» YOUR OBJECTIVE:
Print every entry again exactly, with no pictures.

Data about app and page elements
****************

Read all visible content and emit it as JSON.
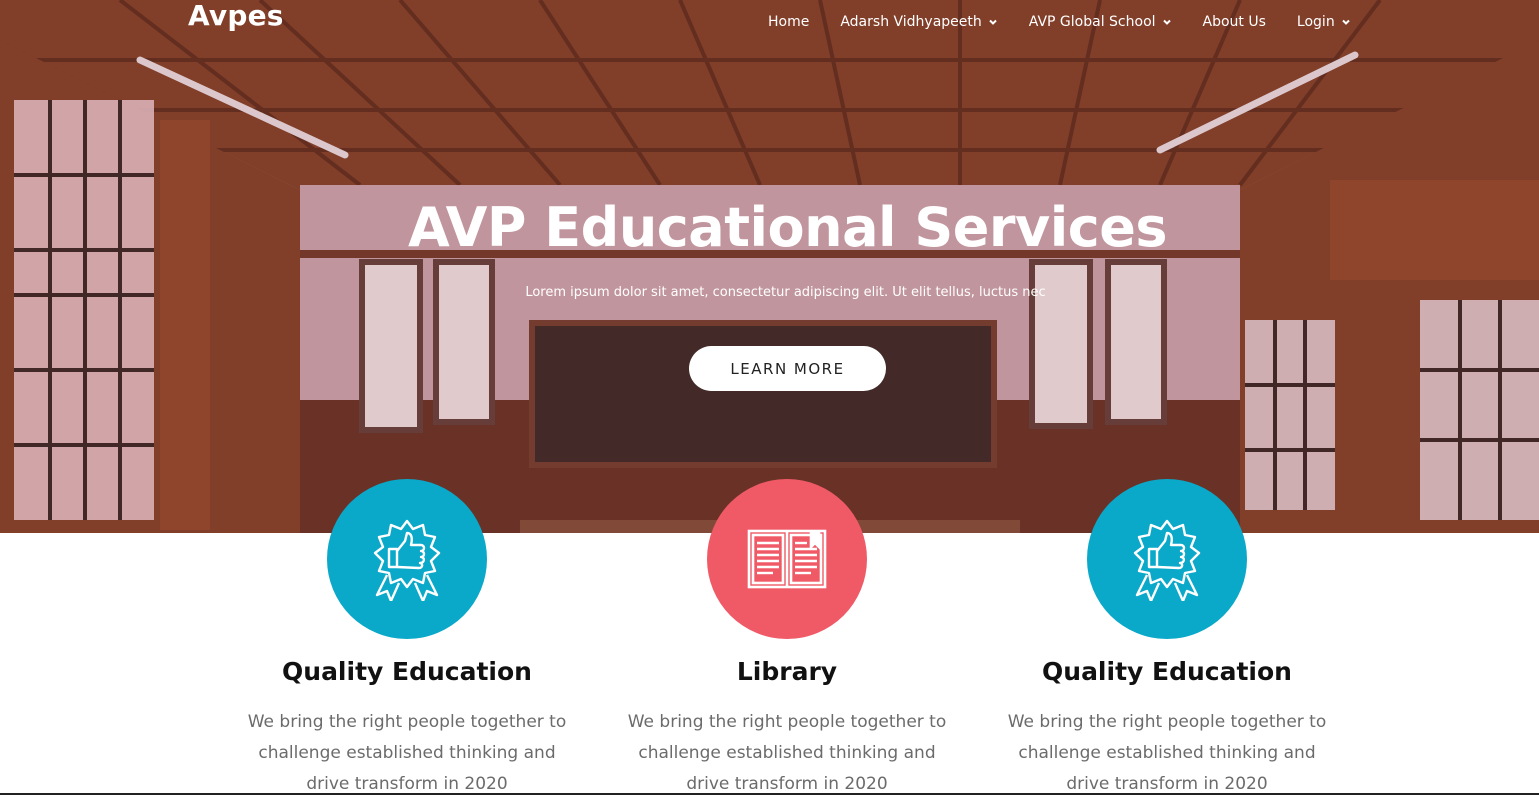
{
  "brand": {
    "name": "Avpes"
  },
  "nav": {
    "items": [
      {
        "label": "Home",
        "has_dropdown": false
      },
      {
        "label": "Adarsh Vidhyapeeth",
        "has_dropdown": true
      },
      {
        "label": "AVP Global School",
        "has_dropdown": true
      },
      {
        "label": "About Us",
        "has_dropdown": false
      },
      {
        "label": "Login",
        "has_dropdown": true
      }
    ]
  },
  "hero": {
    "title": "AVP Educational Services",
    "subtitle": "Lorem ipsum dolor sit amet, consectetur adipiscing elit. Ut elit tellus, luctus nec",
    "cta_label": "LEARN MORE"
  },
  "features": [
    {
      "icon": "thumbs-up-badge-icon",
      "color": "#0aa8c9",
      "title": "Quality Education",
      "text": "We bring the right people together to challenge established thinking and drive transform in 2020"
    },
    {
      "icon": "open-book-icon",
      "color": "#f05a67",
      "title": "Library",
      "text": "We bring the right people together to challenge established thinking and drive transform in 2020"
    },
    {
      "icon": "thumbs-up-badge-icon",
      "color": "#0aa8c9",
      "title": "Quality Education",
      "text": "We bring the right people together to challenge established thinking and drive transform in 2020"
    }
  ]
}
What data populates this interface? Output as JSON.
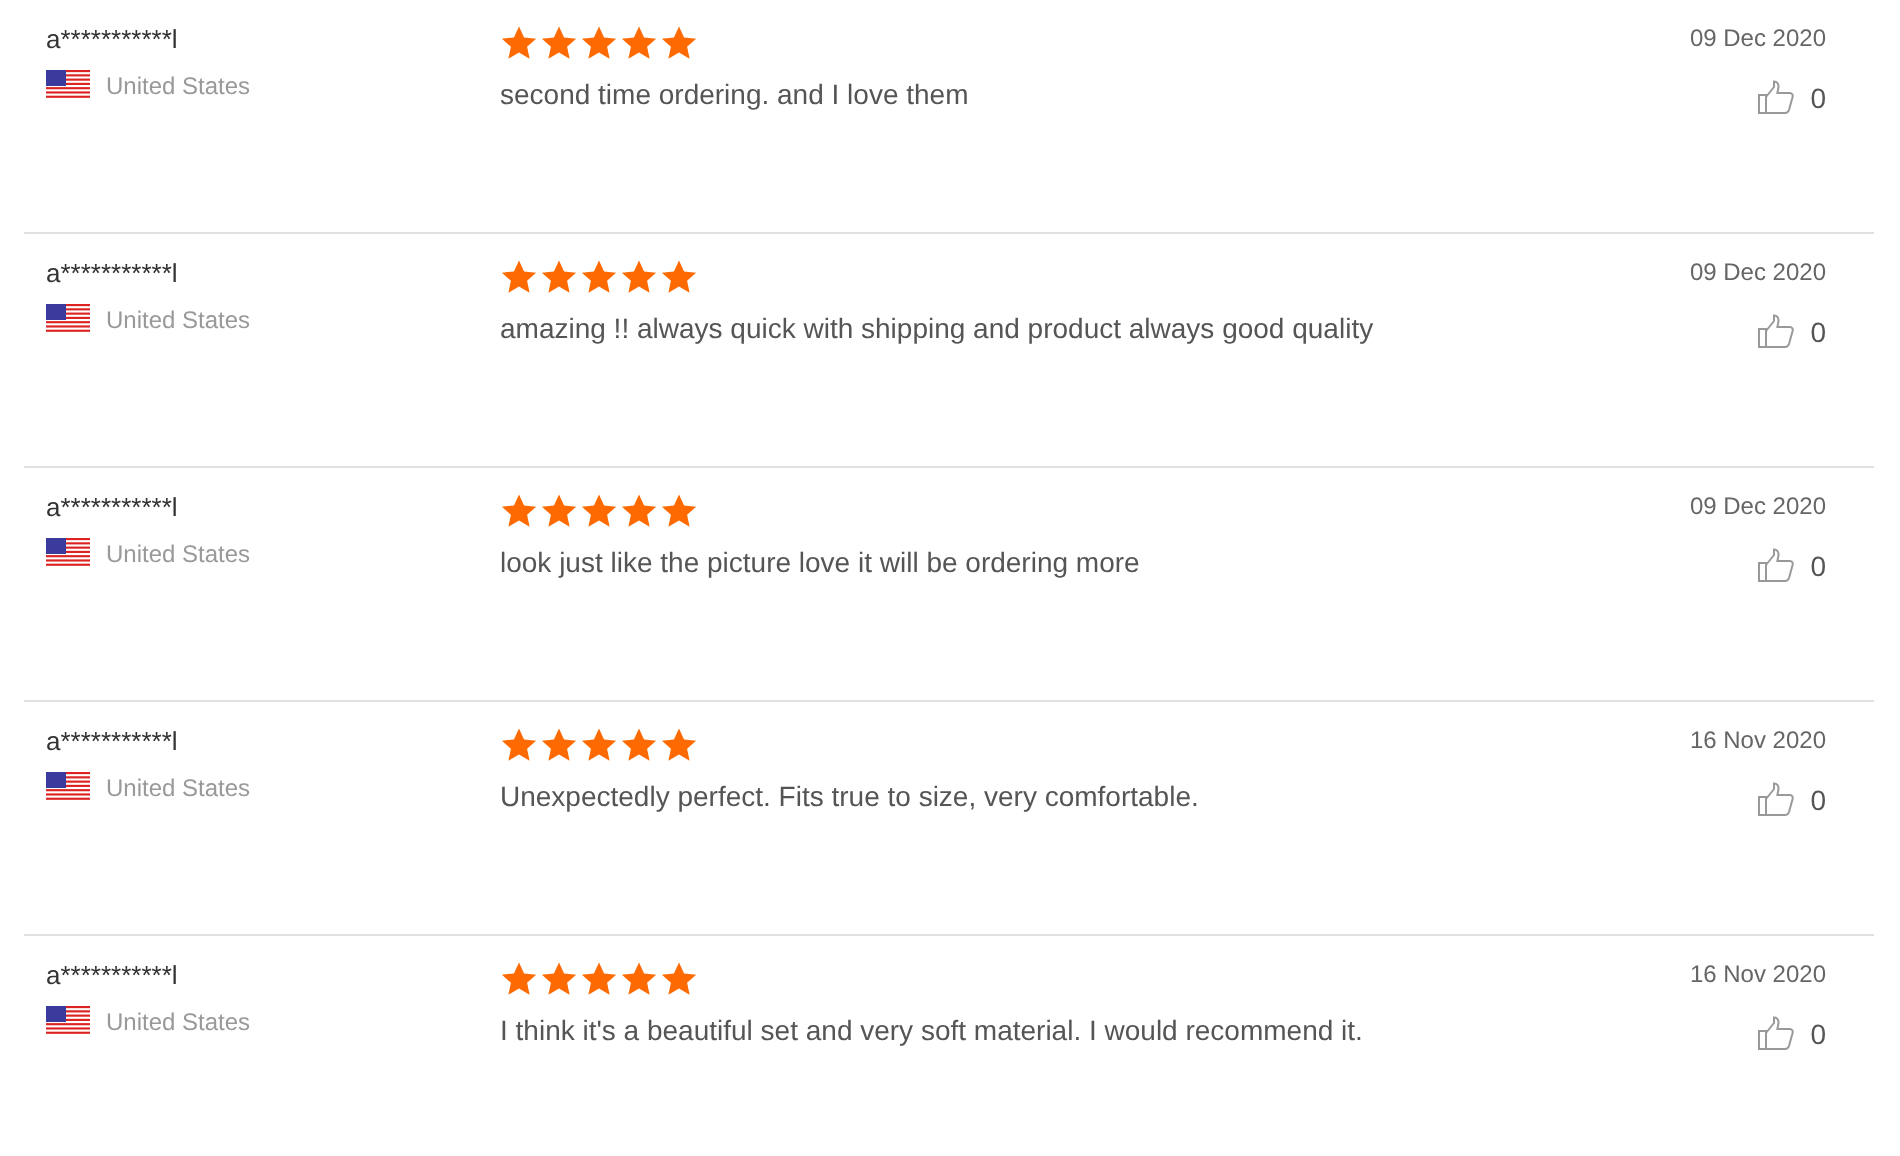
{
  "reviews": [
    {
      "name": "a***********l",
      "country": "United States",
      "stars": 5,
      "text": "second time ordering. and I love them",
      "date": "09 Dec 2020",
      "likes": "0"
    },
    {
      "name": "a***********l",
      "country": "United States",
      "stars": 5,
      "text": "amazing !! always quick with shipping and product always good quality",
      "date": "09 Dec 2020",
      "likes": "0"
    },
    {
      "name": "a***********l",
      "country": "United States",
      "stars": 5,
      "text": "look just like the picture love it will be ordering more",
      "date": "09 Dec 2020",
      "likes": "0"
    },
    {
      "name": "a***********l",
      "country": "United States",
      "stars": 5,
      "text": "Unexpectedly perfect. Fits true to size, very comfortable.",
      "date": "16 Nov 2020",
      "likes": "0"
    },
    {
      "name": "a***********l",
      "country": "United States",
      "stars": 5,
      "text": "I think it's a beautiful set and very soft material. I would recommend it.",
      "date": "16 Nov 2020",
      "likes": "0"
    }
  ]
}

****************

» RESULT FOR THIS EXERCISE:
Read all visible content and emit it as JSON.
{
  "brand": {
    "name": "Avpes"
  },
  "nav": {
    "items": [
      {
        "label": "Home",
        "has_dropdown": false
      },
      {
        "label": "Adarsh Vidhyapeeth",
        "has_dropdown": true
      },
      {
        "label": "AVP Global School",
        "has_dropdown": true
      },
      {
        "label": "About Us",
        "has_dropdown": false
      },
      {
        "label": "Login",
        "has_dropdown": true
      }
    ]
  },
  "hero": {
    "title": "AVP Educational Services",
    "subtitle": "Lorem ipsum dolor sit amet, consectetur adipiscing elit. Ut elit tellus, luctus nec",
    "cta_label": "LEARN MORE"
  },
  "features": [
    {
      "icon": "thumbs-up-badge-icon",
      "color": "#0aa8c9",
      "title": "Quality Education",
      "text": "We bring the right people together to challenge established thinking and drive transform in 2020"
    },
    {
      "icon": "open-book-icon",
      "color": "#f05a67",
      "title": "Library",
      "text": "We bring the right people together to challenge established thinking and drive transform in 2020"
    },
    {
      "icon": "thumbs-up-badge-icon",
      "color": "#0aa8c9",
      "title": "Quality Education",
      "text": "We bring the right people together to challenge established thinking and drive transform in 2020"
    }
  ]
}
What data populates this interface? Output as JSON.
{
  "reviews": [
    {
      "name": "a***********l",
      "country": "United States",
      "stars": 5,
      "text": "second time ordering. and I love them",
      "date": "09 Dec 2020",
      "likes": "0"
    },
    {
      "name": "a***********l",
      "country": "United States",
      "stars": 5,
      "text": "amazing !! always quick with shipping and product always good quality",
      "date": "09 Dec 2020",
      "likes": "0"
    },
    {
      "name": "a***********l",
      "country": "United States",
      "stars": 5,
      "text": "look just like the picture love it will be ordering more",
      "date": "09 Dec 2020",
      "likes": "0"
    },
    {
      "name": "a***********l",
      "country": "United States",
      "stars": 5,
      "text": "Unexpectedly perfect. Fits true to size, very comfortable.",
      "date": "16 Nov 2020",
      "likes": "0"
    },
    {
      "name": "a***********l",
      "country": "United States",
      "stars": 5,
      "text": "I think it's a beautiful set and very soft material. I would recommend it.",
      "date": "16 Nov 2020",
      "likes": "0"
    }
  ]
}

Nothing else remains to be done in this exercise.